**Task details**
Pick out the lines below with "Produs" and list them.

**Interface dataset entries**
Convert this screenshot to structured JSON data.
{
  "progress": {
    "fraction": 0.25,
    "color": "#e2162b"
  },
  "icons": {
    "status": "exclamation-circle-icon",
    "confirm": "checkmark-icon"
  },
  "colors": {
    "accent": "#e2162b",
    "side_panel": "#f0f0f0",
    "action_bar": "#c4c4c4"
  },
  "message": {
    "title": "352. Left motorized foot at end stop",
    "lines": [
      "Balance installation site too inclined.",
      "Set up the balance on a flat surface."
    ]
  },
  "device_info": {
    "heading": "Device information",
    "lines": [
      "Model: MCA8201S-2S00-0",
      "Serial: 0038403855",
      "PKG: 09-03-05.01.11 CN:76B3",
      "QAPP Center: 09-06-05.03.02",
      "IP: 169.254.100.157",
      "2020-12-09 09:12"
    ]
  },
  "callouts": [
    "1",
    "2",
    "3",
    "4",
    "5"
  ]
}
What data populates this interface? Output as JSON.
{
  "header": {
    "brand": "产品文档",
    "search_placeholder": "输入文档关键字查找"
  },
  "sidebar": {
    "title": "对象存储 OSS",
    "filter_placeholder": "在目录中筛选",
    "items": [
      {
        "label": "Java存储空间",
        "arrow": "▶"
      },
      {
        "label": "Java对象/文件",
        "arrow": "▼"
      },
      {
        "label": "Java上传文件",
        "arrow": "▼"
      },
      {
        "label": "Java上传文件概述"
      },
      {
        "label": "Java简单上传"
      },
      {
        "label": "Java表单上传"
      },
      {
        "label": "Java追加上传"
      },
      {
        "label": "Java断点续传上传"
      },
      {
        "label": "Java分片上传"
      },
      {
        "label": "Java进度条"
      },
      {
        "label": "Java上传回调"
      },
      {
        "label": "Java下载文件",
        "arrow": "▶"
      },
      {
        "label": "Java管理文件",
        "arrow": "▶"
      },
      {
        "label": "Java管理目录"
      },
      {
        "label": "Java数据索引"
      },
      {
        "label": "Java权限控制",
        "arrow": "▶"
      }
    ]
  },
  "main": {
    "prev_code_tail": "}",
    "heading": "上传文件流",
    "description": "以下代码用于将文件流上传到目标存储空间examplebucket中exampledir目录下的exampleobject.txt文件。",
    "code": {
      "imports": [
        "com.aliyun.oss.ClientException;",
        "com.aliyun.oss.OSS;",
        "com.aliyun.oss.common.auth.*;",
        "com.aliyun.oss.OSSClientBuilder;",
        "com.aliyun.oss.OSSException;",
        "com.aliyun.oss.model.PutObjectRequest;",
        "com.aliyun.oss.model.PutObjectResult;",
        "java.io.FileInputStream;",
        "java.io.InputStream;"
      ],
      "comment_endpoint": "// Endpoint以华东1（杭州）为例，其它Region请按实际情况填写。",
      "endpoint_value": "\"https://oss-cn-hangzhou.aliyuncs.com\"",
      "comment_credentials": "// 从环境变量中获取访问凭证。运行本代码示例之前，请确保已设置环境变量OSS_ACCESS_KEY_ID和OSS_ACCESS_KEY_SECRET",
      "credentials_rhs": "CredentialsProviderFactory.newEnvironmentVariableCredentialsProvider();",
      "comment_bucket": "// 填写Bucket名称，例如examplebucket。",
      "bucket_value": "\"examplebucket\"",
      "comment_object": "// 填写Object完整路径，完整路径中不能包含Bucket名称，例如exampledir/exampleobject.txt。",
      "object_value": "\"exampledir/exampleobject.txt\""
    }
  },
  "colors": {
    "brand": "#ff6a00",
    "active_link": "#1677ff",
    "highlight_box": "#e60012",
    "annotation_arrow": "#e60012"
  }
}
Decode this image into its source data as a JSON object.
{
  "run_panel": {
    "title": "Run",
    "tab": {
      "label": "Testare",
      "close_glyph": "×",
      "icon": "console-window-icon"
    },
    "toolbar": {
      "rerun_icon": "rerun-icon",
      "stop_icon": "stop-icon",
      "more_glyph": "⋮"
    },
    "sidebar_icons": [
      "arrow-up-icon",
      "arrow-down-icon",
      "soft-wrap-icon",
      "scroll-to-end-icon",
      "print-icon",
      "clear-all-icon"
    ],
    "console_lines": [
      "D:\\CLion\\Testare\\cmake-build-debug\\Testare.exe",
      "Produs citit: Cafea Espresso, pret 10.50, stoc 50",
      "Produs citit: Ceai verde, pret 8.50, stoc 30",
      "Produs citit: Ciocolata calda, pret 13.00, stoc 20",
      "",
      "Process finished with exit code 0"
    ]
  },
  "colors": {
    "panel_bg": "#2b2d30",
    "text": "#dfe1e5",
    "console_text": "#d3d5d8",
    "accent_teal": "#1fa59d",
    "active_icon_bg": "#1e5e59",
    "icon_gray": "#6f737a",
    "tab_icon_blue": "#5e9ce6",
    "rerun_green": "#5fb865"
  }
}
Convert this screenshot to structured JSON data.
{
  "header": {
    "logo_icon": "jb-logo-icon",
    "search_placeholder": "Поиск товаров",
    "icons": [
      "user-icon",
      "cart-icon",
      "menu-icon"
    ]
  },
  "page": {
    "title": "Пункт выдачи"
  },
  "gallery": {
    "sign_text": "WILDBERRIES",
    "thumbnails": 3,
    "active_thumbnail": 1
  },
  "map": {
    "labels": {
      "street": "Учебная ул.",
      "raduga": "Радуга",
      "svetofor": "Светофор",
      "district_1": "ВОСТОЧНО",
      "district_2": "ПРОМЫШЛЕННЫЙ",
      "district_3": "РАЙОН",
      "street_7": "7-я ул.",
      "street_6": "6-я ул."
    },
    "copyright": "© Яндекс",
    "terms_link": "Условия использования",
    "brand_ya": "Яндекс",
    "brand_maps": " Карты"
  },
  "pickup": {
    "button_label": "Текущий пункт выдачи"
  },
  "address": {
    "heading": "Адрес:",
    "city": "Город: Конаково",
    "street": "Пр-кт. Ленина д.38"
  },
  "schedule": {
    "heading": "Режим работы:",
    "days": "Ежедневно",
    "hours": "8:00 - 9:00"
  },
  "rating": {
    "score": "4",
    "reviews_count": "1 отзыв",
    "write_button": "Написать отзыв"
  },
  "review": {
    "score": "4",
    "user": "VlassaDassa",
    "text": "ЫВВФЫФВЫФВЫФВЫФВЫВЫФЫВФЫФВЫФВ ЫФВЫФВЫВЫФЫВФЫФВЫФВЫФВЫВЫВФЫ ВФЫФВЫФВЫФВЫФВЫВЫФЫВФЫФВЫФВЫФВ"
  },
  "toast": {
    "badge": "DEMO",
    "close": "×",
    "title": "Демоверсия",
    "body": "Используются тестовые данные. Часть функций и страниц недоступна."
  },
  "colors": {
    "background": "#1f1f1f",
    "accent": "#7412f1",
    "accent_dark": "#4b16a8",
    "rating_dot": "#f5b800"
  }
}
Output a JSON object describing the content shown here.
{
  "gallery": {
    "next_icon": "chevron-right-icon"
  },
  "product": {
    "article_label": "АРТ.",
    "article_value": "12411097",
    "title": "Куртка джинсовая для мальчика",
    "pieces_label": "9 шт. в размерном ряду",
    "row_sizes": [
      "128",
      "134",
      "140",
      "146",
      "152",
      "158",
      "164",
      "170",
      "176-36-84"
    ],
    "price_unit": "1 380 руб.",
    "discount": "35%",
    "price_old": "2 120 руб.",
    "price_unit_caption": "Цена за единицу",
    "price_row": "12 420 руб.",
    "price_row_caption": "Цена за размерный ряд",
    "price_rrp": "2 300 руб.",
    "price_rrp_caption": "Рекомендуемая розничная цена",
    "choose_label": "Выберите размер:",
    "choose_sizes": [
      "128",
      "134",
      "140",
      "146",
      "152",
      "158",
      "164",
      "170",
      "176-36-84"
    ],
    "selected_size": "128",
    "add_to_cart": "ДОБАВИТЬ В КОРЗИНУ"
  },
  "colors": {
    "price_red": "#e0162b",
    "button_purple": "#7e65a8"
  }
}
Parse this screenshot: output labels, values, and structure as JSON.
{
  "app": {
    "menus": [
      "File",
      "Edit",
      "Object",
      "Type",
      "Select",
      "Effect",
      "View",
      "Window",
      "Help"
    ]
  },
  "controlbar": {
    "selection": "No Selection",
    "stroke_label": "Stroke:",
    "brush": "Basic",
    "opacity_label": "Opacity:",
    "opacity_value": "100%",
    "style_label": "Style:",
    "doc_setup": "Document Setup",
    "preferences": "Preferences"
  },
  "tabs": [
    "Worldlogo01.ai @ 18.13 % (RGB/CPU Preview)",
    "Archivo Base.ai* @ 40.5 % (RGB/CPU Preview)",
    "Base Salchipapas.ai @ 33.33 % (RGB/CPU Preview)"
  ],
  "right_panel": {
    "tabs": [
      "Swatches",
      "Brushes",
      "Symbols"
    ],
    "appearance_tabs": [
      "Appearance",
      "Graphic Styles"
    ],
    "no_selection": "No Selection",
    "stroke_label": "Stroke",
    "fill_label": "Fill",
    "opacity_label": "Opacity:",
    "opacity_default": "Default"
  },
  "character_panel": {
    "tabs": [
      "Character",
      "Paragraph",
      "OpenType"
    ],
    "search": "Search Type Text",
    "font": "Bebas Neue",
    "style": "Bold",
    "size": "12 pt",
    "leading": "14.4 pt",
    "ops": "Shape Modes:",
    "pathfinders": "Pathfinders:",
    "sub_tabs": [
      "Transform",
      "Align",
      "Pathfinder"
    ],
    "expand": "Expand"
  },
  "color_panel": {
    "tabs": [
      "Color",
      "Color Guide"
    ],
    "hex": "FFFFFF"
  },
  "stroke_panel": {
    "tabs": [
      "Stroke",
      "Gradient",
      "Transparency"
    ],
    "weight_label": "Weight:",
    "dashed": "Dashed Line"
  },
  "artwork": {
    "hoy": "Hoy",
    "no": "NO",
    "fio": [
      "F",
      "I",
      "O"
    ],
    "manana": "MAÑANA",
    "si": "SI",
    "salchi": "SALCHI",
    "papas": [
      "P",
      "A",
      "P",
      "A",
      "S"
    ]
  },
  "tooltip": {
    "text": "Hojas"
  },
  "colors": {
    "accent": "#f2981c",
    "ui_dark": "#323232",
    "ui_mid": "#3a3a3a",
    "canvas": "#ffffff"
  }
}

**Answer box**
      "Produs citit: Cafea Espresso, pret 10.50, stoc 50",
      "Produs citit: Ceai verde, pret 8.50, stoc 30",
      "Produs citit: Ciocolata calda, pret 13.00, stoc 20",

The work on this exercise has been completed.